▶ Directions for this task: Quote the listing below in its entirety.

▶ Data for analysis:
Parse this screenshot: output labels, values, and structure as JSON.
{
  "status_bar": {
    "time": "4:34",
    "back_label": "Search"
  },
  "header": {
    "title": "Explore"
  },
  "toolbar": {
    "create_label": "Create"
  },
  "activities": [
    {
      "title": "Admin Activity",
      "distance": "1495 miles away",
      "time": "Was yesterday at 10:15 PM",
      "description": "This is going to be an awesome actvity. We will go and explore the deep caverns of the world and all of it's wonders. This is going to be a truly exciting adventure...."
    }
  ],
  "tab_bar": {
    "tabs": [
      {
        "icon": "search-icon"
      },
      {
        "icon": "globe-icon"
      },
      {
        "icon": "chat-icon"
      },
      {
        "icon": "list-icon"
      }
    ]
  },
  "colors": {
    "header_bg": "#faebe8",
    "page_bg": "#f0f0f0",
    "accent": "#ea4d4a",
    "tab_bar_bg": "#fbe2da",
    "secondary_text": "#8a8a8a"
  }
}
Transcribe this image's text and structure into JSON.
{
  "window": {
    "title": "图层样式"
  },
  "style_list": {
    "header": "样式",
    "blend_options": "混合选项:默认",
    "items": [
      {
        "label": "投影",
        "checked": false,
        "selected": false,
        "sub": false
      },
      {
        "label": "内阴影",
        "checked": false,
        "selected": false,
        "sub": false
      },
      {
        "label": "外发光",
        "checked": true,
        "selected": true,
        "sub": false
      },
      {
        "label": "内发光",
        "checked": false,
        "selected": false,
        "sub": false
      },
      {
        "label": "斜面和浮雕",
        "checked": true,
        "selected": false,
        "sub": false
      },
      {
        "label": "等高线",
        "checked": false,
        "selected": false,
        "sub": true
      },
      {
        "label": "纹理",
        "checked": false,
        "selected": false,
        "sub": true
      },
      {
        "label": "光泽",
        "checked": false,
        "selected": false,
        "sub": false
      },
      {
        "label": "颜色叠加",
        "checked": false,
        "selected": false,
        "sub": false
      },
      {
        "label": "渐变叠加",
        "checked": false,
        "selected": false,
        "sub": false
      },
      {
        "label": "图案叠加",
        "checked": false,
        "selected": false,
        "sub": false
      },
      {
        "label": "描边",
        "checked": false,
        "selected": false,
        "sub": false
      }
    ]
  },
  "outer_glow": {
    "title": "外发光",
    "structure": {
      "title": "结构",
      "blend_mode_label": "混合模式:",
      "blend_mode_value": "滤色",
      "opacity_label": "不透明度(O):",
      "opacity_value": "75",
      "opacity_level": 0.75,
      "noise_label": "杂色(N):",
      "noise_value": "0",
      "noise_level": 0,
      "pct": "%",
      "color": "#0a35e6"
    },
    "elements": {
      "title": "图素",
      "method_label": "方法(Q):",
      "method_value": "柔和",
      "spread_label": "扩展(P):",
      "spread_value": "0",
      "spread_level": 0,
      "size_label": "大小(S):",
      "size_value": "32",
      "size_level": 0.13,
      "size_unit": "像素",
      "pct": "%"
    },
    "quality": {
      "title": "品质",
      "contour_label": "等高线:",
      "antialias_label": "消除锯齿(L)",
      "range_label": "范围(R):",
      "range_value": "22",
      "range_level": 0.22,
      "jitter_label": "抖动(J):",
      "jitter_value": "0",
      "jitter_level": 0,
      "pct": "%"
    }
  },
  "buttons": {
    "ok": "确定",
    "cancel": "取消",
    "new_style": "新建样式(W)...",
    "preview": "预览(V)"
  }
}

▶ Task response:
Parse this screenshot: output labels, values, and structure as JSON.
{
  "status_bar": {
    "time": "4:34",
    "back_label": "Search"
  },
  "header": {
    "title": "Explore"
  },
  "toolbar": {
    "create_label": "Create"
  },
  "activities": [
    {
      "title": "Admin Activity",
      "distance": "1495 miles away",
      "time": "Was yesterday at 10:15 PM",
      "description": "This is going to be an awesome actvity. We will go and explore the deep caverns of the world and all of it's wonders. This is going to be a truly exciting adventure...."
    }
  ],
  "tab_bar": {
    "tabs": [
      {
        "icon": "search-icon"
      },
      {
        "icon": "globe-icon"
      },
      {
        "icon": "chat-icon"
      },
      {
        "icon": "list-icon"
      }
    ]
  },
  "colors": {
    "header_bg": "#faebe8",
    "page_bg": "#f0f0f0",
    "accent": "#ea4d4a",
    "tab_bar_bg": "#fbe2da",
    "secondary_text": "#8a8a8a"
  }
}
Transcribe this image's text and structure into JSON.
{
  "window": {
    "title": "图层样式"
  },
  "style_list": {
    "header": "样式",
    "blend_options": "混合选项:默认",
    "items": [
      {
        "label": "投影",
        "checked": false,
        "selected": false,
        "sub": false
      },
      {
        "label": "内阴影",
        "checked": false,
        "selected": false,
        "sub": false
      },
      {
        "label": "外发光",
        "checked": true,
        "selected": true,
        "sub": false
      },
      {
        "label": "内发光",
        "checked": false,
        "selected": false,
        "sub": false
      },
      {
        "label": "斜面和浮雕",
        "checked": true,
        "selected": false,
        "sub": false
      },
      {
        "label": "等高线",
        "checked": false,
        "selected": false,
        "sub": true
      },
      {
        "label": "纹理",
        "checked": false,
        "selected": false,
        "sub": true
      },
      {
        "label": "光泽",
        "checked": false,
        "selected": false,
        "sub": false
      },
      {
        "label": "颜色叠加",
        "checked": false,
        "selected": false,
        "sub": false
      },
      {
        "label": "渐变叠加",
        "checked": false,
        "selected": false,
        "sub": false
      },
      {
        "label": "图案叠加",
        "checked": false,
        "selected": false,
        "sub": false
      },
      {
        "label": "描边",
        "checked": false,
        "selected": false,
        "sub": false
      }
    ]
  },
  "outer_glow": {
    "title": "外发光",
    "structure": {
      "title": "结构",
      "blend_mode_label": "混合模式:",
      "blend_mode_value": "滤色",
      "opacity_label": "不透明度(O):",
      "opacity_value": "75",
      "opacity_level": 0.75,
      "noise_label": "杂色(N):",
      "noise_value": "0",
      "noise_level": 0,
      "pct": "%",
      "color": "#0a35e6"
    },
    "elements": {
      "title": "图素",
      "method_label": "方法(Q):",
      "method_value": "柔和",
      "spread_label": "扩展(P):",
      "spread_value": "0",
      "spread_level": 0,
      "size_label": "大小(S):",
      "size_value": "32",
      "size_level": 0.13,
      "size_unit": "像素",
      "pct": "%"
    },
    "quality": {
      "title": "品质",
      "contour_label": "等高线:",
      "antialias_label": "消除锯齿(L)",
      "range_label": "范围(R):",
      "range_value": "22",
      "range_level": 0.22,
      "jitter_label": "抖动(J):",
      "jitter_value": "0",
      "jitter_level": 0,
      "pct": "%"
    }
  },
  "buttons": {
    "ok": "确定",
    "cancel": "取消",
    "new_style": "新建样式(W)...",
    "preview": "预览(V)"
  }
}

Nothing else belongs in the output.